Release: Same as the finish.
Riggers: The arms that extend from the side of a shell to give more spread between the oarlocks.
Run: During the recovery phase of the stroke, the boat is said to be running. It is the glide of the boat between applications of power.
Sculls: The oars used in a sculling boat. Sculling boats are those in which each rower pulls on two oars simultaneously. Sculls are distinct from sweep oars in which each rower has only a single oar.
Seat Horns: On double action seats (ones in which the wheels are fixed to axles which roll in a slot underneath the seat) the seat horns are the plastic doohickey (technical term) in which the axle rolls. Seat horns can get worn and cause the seat to roll poorly.
Seat Tracks: The tracks down which the seat rolls.
Set Up: The balance of the shell. A boat that is well set up feels level during the stroke. A boat that is poorly set up will be either tipping from side to side or perpetually off to one side.
Skying: Raising the oar blades high off the water during the recovery, especially just before the catch. This delays the catch (bad) and makes the shell very unstable at a point in the stroke when your center of gravity is highest.
Sleeve: The wide section of plastic on the oar shaft that fits precisely in the oarlock and guides the oar into the feather and square position.
Slide: The part of the recovery during which the seat is moving.
Spread: The distance between the pins on a scull. Boats are typically rigged with 160 cm of spread.
Square: The working position of the oar, when the blade is perpendicular to the water’s surface.
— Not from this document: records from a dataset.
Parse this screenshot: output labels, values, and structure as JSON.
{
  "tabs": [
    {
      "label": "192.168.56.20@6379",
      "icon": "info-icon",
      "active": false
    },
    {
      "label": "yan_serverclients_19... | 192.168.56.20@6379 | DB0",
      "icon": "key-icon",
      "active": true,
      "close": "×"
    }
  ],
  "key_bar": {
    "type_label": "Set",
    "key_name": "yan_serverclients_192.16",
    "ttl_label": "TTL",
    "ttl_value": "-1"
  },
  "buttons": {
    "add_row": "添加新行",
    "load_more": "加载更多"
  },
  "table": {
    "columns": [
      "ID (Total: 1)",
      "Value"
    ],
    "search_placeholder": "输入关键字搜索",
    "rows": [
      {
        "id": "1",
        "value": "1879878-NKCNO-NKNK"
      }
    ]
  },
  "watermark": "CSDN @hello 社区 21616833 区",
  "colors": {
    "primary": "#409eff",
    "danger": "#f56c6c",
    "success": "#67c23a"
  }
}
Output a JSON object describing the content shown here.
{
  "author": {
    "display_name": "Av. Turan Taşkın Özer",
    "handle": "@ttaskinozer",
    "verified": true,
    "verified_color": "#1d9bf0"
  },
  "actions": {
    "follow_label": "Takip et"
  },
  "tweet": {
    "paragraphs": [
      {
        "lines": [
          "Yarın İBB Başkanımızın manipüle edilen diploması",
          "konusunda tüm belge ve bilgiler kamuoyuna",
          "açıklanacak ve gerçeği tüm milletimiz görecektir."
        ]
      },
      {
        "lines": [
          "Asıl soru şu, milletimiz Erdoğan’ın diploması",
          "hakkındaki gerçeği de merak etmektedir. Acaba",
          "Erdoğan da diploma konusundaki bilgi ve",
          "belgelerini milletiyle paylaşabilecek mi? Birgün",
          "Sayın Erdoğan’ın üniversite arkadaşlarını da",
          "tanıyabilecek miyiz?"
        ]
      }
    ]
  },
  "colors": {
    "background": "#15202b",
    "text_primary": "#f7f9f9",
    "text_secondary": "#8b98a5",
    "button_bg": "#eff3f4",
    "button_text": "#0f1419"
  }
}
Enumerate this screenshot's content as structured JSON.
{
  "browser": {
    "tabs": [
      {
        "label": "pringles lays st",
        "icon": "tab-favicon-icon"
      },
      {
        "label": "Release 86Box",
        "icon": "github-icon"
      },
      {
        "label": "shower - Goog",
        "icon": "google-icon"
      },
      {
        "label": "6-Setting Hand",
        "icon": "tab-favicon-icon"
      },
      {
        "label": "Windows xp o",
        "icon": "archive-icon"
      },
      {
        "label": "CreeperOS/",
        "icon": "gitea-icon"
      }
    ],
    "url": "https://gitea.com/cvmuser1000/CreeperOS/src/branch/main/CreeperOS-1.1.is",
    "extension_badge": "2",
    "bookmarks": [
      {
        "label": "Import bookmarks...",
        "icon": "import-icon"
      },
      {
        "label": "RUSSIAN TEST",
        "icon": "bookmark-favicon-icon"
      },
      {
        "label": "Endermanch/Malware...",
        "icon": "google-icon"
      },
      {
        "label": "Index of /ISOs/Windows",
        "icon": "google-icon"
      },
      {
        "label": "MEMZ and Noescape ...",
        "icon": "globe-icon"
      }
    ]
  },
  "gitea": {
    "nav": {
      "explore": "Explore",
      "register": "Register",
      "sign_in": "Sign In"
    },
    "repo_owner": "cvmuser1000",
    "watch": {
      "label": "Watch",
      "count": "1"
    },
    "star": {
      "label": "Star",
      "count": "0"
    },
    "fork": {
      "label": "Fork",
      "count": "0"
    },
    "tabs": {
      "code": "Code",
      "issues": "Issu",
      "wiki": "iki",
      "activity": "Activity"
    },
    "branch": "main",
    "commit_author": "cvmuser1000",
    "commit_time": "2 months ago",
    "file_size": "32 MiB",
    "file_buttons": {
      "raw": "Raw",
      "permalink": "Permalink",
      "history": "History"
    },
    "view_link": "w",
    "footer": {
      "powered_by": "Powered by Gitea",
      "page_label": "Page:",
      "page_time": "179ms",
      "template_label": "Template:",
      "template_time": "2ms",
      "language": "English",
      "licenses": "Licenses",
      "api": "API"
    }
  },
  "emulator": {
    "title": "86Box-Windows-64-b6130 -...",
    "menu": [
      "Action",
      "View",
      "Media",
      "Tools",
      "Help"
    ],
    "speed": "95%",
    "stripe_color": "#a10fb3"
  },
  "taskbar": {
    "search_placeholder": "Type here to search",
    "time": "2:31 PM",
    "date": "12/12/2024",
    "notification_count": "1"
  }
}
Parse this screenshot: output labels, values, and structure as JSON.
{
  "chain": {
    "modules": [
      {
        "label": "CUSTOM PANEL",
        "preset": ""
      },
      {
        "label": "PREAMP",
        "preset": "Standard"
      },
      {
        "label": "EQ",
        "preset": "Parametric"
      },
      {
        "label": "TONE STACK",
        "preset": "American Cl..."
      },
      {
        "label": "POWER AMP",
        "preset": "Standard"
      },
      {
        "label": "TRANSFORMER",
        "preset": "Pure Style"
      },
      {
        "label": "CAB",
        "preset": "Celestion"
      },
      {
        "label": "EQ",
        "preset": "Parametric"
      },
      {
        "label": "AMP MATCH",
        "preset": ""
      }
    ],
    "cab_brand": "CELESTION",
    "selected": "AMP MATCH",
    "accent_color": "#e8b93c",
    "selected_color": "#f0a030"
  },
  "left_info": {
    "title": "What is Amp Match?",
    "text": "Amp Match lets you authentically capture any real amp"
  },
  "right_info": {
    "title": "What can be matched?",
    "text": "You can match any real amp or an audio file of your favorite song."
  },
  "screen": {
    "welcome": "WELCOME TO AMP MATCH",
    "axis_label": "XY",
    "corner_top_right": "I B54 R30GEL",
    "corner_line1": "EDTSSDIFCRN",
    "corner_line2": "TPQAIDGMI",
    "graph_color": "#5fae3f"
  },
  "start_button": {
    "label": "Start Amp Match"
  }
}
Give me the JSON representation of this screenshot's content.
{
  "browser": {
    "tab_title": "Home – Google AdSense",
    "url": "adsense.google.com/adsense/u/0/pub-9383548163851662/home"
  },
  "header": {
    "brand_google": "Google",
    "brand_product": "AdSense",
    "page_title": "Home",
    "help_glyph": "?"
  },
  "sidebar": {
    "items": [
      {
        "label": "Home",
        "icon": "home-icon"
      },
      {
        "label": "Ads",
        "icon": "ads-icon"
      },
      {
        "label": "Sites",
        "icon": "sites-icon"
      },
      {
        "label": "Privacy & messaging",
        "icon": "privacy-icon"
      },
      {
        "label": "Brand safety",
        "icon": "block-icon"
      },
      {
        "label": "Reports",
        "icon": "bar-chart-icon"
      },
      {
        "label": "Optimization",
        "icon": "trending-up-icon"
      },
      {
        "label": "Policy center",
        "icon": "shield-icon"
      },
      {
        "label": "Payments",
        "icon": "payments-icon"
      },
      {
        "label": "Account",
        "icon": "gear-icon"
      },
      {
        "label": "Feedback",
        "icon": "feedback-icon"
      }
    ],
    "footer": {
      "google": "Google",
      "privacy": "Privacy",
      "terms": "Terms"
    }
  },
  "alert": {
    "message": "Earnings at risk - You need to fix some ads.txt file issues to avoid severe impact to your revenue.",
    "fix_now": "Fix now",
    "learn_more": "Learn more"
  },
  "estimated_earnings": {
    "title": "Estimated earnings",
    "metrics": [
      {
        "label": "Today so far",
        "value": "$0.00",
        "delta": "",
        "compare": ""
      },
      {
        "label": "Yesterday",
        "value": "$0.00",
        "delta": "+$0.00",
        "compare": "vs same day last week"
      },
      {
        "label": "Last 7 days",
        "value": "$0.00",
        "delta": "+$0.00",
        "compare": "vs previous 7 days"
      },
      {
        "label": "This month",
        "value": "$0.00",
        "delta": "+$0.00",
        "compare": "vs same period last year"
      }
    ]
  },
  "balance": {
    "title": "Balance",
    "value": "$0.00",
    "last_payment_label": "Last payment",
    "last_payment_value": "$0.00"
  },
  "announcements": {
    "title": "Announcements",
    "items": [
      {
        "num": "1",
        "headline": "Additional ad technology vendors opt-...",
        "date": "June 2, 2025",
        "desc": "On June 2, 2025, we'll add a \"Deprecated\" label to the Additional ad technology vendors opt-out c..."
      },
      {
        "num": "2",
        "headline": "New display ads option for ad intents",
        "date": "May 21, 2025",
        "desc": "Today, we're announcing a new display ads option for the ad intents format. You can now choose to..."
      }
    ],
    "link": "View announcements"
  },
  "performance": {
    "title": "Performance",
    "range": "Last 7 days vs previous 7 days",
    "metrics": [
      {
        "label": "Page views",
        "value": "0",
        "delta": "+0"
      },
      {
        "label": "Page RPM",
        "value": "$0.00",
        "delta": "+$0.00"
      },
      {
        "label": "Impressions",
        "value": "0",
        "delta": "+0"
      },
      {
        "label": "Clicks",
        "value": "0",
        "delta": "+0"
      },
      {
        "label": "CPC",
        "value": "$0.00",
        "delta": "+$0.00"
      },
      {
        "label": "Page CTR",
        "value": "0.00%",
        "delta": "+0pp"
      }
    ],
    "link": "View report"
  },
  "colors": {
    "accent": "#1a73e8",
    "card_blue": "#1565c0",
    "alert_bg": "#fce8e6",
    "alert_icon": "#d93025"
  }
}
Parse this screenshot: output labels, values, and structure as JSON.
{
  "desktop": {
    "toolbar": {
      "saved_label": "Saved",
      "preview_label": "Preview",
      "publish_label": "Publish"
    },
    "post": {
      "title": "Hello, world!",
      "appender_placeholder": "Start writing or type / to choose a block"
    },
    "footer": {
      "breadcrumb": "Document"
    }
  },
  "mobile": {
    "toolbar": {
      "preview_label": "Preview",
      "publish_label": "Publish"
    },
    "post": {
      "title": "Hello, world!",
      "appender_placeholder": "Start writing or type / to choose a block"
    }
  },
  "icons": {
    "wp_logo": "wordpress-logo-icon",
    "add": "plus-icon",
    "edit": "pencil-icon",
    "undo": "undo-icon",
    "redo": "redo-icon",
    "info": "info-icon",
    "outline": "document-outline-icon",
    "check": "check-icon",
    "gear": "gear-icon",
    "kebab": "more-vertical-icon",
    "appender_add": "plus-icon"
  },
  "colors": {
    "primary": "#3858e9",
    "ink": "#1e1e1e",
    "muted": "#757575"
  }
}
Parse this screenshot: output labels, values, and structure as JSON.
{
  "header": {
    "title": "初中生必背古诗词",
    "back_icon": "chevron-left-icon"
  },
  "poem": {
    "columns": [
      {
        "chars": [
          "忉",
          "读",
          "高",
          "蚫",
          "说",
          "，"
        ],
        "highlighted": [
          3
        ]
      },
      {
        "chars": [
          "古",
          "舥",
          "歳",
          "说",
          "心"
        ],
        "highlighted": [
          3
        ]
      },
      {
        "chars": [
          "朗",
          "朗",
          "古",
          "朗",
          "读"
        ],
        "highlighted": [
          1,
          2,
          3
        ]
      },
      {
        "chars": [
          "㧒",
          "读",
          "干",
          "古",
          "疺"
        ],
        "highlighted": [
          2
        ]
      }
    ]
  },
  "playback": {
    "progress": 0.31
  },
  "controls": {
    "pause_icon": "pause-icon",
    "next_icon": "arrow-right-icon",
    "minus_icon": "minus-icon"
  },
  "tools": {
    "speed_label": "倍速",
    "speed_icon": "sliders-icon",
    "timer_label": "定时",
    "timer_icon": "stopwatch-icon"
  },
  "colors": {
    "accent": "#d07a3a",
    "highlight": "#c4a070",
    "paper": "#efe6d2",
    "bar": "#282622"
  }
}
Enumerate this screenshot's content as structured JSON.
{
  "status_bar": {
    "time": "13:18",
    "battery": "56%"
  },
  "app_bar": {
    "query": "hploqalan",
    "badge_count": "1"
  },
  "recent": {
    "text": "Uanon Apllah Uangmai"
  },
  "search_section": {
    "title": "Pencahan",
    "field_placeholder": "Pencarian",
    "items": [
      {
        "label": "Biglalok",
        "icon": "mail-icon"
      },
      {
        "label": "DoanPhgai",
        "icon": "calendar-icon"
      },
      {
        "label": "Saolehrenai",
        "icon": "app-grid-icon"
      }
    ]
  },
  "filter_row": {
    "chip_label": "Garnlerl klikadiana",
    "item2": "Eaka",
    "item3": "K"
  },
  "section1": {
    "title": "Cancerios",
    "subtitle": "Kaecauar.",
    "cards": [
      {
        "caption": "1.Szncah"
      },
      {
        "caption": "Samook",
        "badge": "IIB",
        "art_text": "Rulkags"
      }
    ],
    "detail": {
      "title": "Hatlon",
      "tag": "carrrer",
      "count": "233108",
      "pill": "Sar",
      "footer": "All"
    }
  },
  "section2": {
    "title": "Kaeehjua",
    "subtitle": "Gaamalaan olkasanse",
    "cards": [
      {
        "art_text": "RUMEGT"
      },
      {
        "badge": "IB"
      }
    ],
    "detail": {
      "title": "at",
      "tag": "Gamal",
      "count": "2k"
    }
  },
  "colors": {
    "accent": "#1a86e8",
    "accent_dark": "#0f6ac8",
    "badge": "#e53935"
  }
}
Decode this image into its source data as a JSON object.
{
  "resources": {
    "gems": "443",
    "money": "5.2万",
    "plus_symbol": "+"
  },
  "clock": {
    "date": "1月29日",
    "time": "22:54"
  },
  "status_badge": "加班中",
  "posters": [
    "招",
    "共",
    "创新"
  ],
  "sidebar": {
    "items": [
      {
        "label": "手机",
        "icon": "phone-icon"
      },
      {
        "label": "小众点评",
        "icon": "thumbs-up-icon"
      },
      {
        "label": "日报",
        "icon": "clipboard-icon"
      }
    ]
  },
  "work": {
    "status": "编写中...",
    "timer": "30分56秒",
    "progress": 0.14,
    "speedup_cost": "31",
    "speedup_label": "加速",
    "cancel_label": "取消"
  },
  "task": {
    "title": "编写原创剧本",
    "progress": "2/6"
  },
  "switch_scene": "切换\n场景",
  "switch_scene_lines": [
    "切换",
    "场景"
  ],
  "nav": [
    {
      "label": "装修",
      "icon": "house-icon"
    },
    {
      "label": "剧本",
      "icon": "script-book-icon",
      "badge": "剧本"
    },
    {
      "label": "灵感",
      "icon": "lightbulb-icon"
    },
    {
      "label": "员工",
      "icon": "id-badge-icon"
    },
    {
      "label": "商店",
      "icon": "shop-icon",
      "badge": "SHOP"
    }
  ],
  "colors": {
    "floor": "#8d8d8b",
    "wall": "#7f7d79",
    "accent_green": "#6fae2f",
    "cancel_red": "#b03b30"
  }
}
Stroke Rate: The frequency of strokes — always discussed in strokes per minute. When learning to scull you want to keep your rate around 20 strokes per minute or less. When comfortable in the shell, you can raise your rating. It takes a great deal of practice to row efficiently at higher ratings.
Through the Pin: The amount by which the seat of the rower passes through an imaginary line between the pins. While there is some debate about the proper amount of through the pin, most boats will have between 3″ and 6″ of through the pin. Less than this leads to an inefficient stroke.
Washing Out: Not keeping the blade buried during the drive.